E. L. Doctorow, who was named “Edgar” after Edgar Allan Poe, has called The Waterworks his “Poe story.” Certainly, the novel has elements of Poe in its combined interest in science and detection, its detective-story format, its fascination with the crossover between life and death, and its narrator who defends his sanity. The dead man who will not stay dead and the ghastly exhumation scene in the eerie night mist are also reminiscent of Poe. Yet there is also the Nathaniel Hawthorne theme of the scientist who tries to conquer the forces of nature and puts the love of science before the love of humanity. There is also a glimpse of Herman Melville’s innocent narrators, trying to search out the truth behind the pasteboard mask of life.
The Waterworks, like other novels by Doctorow, takes place in New York City. Together with The Waterworks, Doctorow’s Ragtime (1975), Billy Bathgate (1989), and The Book of Daniel (1971) explore the panorama of a hundred years of New York. Like his other novels, The Waterworks focuses on a historical figure; as J. P. Morgan appears in Ragtime and Dutch Schultz in Billy Bathgate, Boss Tweed looms over The Waterworks. Also as in his other novels, Doctorow uses the framework of a popular genre to create a novel of ideas. He used the Western in Welcome to Hard Times (1960) and the gangster story in Billy Bathgate; in The Waterworks, he uses mystery detection with an element of science fiction.

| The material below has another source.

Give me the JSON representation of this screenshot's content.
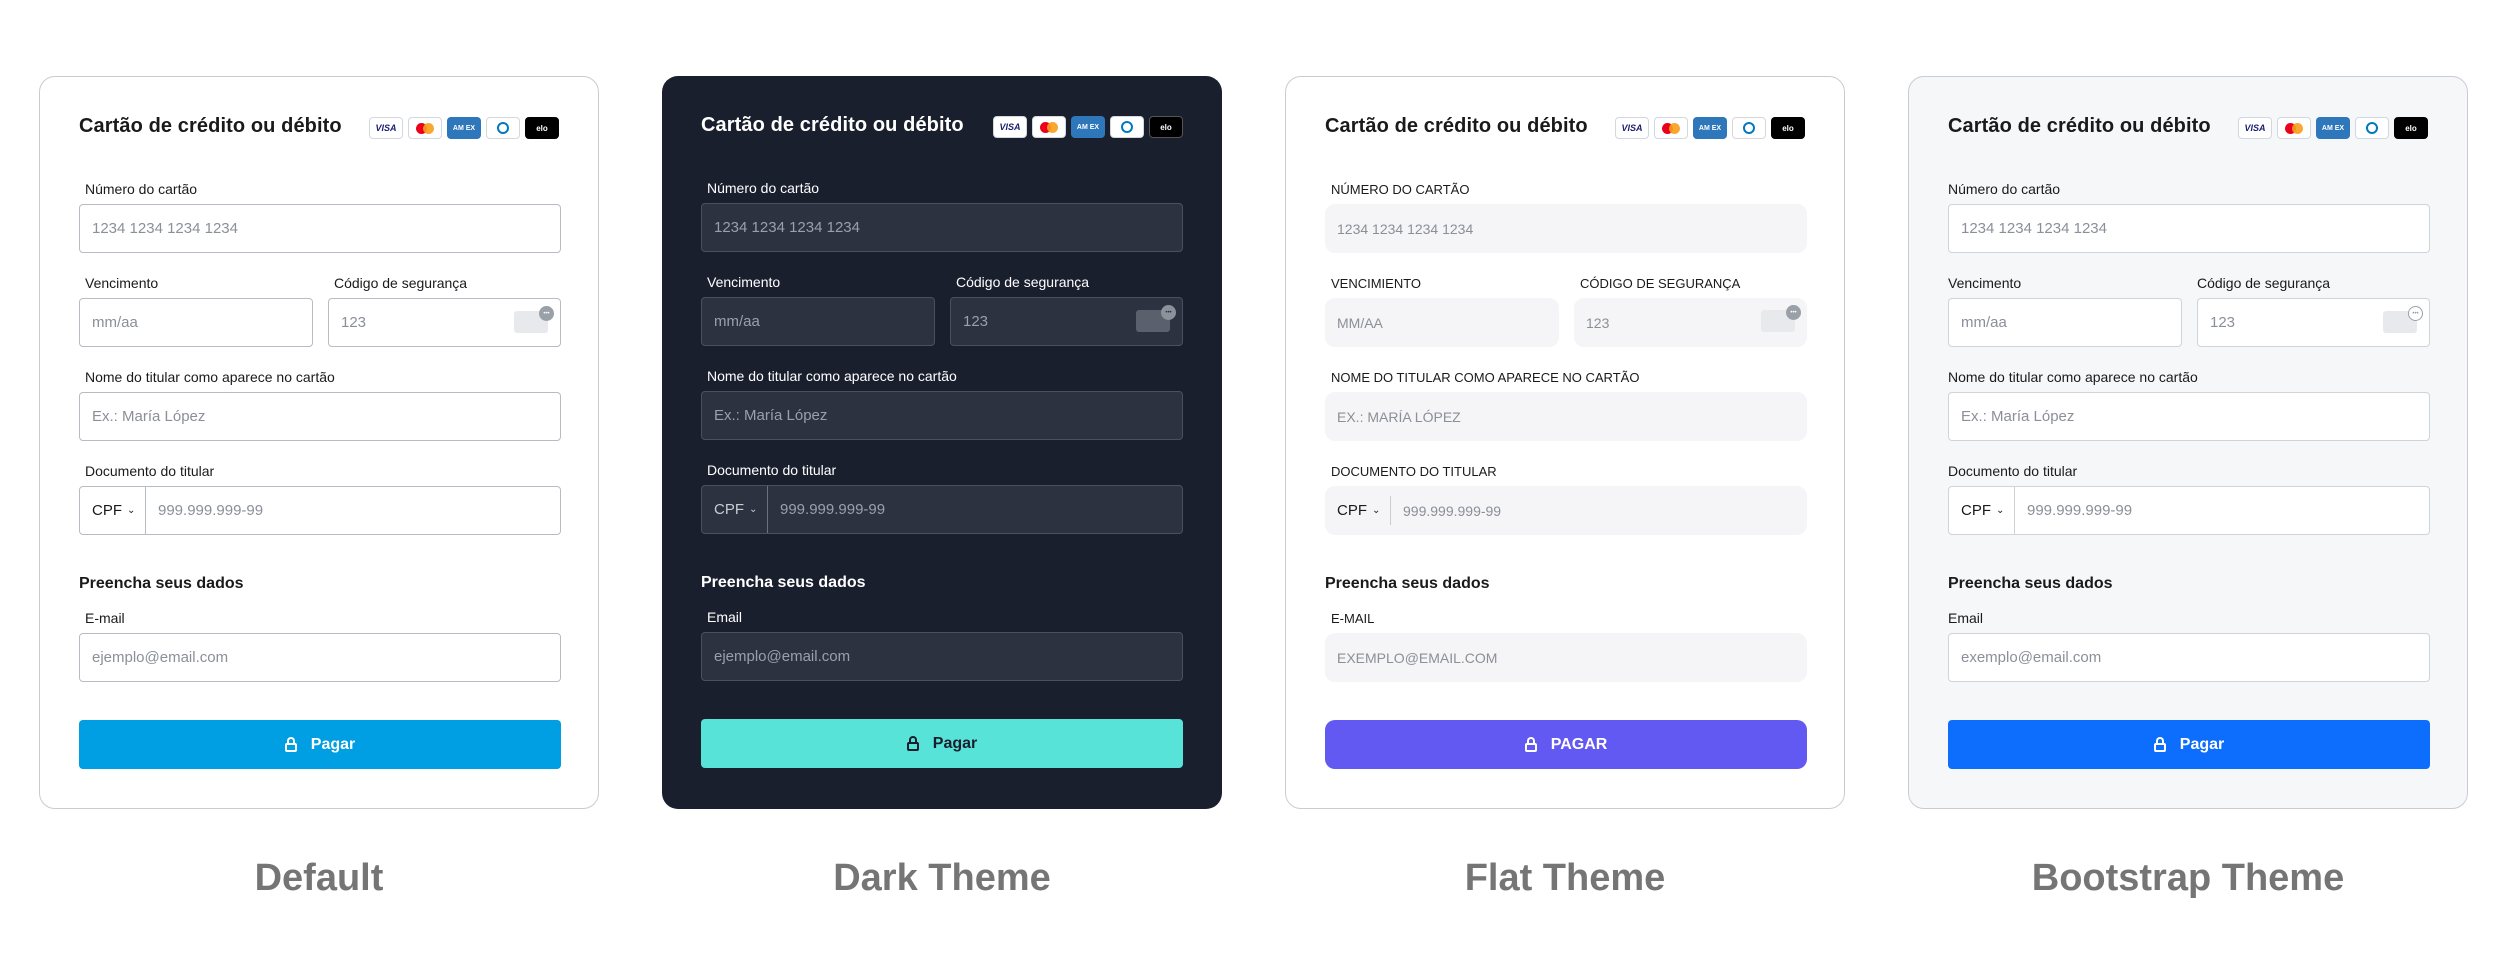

In The Waterworks, Doctorow once again raises history to the level of myth.